Common financial transactions and tasks that are involved in bookkeeping include:

Billing for goods sold or services provided to clients.

Recording receipts from customers.

Verifying and recording invoices from suppliers.

Paying suppliers.

Processing employees' pay and the related governmental reports.

Monitoring individual accounts receivable.

Recording depreciation and other adjusting entries.

During the bookkeeping process the bookkeeper must pay attention to details on document that is base for recording (for example, sum, essence of transaction, partner of the company). In some legal systems there are prescribed requirements regarding information that must be included in document. If all necessary information is not included, then document may be invalid and cannot be used for bookkeeping.

There are two bookkeeping systems: single-entry bookkeeping system and double-entry bookkeeping system. Single-entry system usually is used by individuals and double-entry system is used by companies.

A person that does bookkeeping is called bookkeeper, while a person that does accounting (uses data provided by bookkeeper to prepare tax reports) is called an accountant.

Bookkeeping requires knowledge of debits and credits and a basic understanding of financial accounting, which includes the balance sheet and income statement.

The relationship between accounting and bookkeeping.

The terms accountant and bookkeeper are often used interchangeably, but they are not the same occupation. Bookkeepers are the line employees of the accounting function, performing invoicing, payroll, cash collection and other routine tasks. Accountants supervise bookkeepers and have many other responsibilities.

Accountants and bookkeepers are responsible for recording the daily activities of a company in the accounting records. These transactions are usually recorded by business cycle, and in larger companies a separate employee may be in charge of each cycle. Routine transactions are usually recorded by the bookkeepers, and more complex transactions are recorded by accountants. In fact, bookkeepers in organizations may be referred to as accounting clerks.

Accountants vs. bookkeepers

Book keeping is just record of transaction, but accounting is huge science of recording, classification, analyze and summarizing of business transaction and interpretation of different result.

2. A book keeper always works under head accountant and book keeper is often said account assistant.

3. Calculation of tax and filling of tax return is the part of duties of accountant. But, he can take help from book keeper for tracking the total of the incomes of business.

4. Book keeping is just like machine work in which book keeper passes the vouchers into books but accounting work is fully professional and need high experience for analysis and interpretation of financial statements.

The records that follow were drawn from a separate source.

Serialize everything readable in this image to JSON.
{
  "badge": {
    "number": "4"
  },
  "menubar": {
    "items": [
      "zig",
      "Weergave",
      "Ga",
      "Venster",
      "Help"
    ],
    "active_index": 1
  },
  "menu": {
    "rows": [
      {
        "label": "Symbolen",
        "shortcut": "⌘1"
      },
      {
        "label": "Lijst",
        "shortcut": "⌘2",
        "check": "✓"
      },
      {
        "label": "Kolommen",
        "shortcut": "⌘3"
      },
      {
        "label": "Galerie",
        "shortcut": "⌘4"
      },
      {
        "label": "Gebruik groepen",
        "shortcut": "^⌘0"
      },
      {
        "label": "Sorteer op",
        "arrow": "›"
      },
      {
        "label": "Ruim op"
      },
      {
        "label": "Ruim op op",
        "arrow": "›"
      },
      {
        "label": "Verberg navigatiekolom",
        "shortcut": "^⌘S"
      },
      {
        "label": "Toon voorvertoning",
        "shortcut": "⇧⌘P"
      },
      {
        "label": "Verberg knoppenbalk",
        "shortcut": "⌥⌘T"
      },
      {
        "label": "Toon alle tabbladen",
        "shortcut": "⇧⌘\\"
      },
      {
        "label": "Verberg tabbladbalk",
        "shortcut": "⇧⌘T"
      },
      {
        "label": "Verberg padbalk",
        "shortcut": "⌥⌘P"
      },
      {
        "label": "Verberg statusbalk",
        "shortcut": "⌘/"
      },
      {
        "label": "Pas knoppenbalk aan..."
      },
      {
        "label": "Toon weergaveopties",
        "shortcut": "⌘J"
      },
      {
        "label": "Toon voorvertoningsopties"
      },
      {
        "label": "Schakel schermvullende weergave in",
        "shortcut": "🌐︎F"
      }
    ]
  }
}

5. Most difficult part of book keeping work is to reconciliation of bank account with pass book, cash balance with physical cash in hand, stock in books with physical stock in Go down. Most difficult work of accountant is to make final account and analysis of financial statements.

Both bookkeepers and accountants play a key role in your business.

The main users of accounting information

Accounting is often called the language of business because all organizations set up an accounting information system to communicate data to help people make better decisions. The accounting information system serves many kinds of users who can be divided into two (2) groups: External and Internal users.

External information users

External users of accounting information are not directly involved in running the organization. Yet many of their important decisions depend on specially information that is reliable, relevant and comparable. They include:

Shareholders (investors)





The media


Each external user has special information needs depending on the types of decision to be made.

Lenders (Creditors)

They loan money or other resources to an organization. Lenders look for information to help them assess whether an organization it likely to repay